● WORK ITEM
Each line of the listing below containing the word "State" should be returned.

● SOURCE DATA
[Start of section]
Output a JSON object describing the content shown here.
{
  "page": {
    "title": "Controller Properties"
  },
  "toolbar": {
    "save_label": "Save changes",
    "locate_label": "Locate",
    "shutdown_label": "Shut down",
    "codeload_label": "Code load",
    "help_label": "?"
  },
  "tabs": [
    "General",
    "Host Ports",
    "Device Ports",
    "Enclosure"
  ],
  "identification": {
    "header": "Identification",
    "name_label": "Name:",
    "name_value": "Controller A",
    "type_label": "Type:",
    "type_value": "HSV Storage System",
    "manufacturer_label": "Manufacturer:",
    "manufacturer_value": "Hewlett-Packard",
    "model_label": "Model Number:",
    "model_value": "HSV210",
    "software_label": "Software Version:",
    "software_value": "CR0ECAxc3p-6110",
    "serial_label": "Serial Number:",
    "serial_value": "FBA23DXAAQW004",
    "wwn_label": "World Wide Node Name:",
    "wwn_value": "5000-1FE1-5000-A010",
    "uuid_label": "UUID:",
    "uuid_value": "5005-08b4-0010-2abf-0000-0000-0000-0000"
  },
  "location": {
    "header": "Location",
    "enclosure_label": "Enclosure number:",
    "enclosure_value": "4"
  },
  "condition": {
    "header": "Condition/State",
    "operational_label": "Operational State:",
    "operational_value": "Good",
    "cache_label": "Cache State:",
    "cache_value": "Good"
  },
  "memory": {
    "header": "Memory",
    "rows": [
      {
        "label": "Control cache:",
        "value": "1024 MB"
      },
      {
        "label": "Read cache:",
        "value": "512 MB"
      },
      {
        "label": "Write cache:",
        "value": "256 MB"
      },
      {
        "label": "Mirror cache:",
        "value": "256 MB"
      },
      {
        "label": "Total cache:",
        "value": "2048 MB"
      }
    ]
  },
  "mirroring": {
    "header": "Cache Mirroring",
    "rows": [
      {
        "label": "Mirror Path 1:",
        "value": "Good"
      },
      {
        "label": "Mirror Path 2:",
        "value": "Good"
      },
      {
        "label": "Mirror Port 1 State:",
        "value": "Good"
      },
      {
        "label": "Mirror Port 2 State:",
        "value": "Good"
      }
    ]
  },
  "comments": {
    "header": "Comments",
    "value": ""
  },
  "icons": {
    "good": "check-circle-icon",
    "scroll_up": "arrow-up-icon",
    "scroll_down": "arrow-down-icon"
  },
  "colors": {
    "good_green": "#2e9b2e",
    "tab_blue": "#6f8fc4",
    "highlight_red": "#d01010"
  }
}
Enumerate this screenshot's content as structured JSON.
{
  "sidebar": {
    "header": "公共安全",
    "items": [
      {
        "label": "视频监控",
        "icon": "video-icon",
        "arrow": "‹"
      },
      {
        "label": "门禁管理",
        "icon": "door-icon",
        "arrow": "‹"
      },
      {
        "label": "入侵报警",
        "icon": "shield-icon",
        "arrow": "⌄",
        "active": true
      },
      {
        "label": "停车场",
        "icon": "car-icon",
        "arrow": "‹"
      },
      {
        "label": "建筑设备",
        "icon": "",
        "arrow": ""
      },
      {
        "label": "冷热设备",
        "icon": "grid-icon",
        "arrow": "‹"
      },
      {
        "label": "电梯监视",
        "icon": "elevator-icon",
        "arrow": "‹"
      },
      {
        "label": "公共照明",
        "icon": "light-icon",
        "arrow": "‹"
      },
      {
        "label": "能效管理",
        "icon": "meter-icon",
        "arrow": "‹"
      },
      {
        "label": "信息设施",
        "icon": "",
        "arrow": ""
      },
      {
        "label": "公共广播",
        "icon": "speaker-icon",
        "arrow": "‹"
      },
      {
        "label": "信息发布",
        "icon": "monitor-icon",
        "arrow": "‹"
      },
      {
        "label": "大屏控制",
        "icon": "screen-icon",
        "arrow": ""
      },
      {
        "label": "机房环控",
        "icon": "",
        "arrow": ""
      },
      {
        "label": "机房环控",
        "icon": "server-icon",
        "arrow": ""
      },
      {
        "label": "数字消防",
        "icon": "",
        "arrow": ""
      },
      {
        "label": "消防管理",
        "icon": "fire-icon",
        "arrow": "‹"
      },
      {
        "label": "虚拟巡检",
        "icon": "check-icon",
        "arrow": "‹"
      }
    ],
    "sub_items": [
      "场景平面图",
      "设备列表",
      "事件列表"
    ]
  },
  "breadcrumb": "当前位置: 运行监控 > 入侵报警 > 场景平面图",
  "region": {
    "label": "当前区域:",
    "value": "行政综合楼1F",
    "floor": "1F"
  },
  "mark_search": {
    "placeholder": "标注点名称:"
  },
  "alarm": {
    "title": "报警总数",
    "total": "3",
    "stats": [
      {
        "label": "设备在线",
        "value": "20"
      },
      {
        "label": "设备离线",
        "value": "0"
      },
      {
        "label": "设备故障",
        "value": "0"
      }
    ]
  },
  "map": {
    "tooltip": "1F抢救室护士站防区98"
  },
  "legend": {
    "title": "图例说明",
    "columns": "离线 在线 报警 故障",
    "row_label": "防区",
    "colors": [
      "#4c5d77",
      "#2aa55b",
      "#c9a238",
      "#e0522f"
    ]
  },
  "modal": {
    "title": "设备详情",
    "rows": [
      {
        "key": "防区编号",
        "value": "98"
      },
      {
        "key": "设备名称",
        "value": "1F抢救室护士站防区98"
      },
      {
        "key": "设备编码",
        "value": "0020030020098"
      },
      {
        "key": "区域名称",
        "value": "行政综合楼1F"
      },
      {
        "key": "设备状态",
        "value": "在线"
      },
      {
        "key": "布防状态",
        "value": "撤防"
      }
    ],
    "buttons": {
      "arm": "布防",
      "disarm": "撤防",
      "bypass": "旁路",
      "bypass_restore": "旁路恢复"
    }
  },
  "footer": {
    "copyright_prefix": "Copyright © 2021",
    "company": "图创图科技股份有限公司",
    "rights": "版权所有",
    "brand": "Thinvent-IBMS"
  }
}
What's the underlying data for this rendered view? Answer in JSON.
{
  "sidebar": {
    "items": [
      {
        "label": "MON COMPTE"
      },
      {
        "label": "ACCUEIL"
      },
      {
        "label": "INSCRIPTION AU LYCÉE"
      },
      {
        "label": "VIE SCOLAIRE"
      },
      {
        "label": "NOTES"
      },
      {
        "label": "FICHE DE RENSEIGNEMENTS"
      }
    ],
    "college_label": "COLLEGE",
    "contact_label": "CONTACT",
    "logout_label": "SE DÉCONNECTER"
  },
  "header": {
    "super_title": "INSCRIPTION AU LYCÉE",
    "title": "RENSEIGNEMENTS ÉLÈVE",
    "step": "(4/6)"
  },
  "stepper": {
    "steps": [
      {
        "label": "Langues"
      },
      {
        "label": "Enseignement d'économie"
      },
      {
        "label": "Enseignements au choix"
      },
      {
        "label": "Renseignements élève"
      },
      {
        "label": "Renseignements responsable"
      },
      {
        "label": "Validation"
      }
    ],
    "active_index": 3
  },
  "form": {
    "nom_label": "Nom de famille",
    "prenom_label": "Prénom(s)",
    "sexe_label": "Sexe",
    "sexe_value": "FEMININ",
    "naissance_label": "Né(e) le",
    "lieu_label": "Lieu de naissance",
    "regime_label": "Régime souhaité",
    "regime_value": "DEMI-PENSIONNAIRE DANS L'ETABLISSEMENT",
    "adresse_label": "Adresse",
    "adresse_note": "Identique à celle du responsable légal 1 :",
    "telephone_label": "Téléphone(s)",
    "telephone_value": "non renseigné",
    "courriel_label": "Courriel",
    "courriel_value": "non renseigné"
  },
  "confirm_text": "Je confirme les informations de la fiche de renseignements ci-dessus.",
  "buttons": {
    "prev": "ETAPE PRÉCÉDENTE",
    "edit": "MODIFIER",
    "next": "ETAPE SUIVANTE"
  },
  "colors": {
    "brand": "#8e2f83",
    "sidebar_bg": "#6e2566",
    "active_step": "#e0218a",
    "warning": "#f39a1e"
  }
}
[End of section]
● FINAL ANSWER
    "header": "Condition/State",
    "operational_label": "Operational State:",
    "cache_label": "Cache State:",
        "label": "Mirror Port 1 State:",
        "label": "Mirror Port 2 State:",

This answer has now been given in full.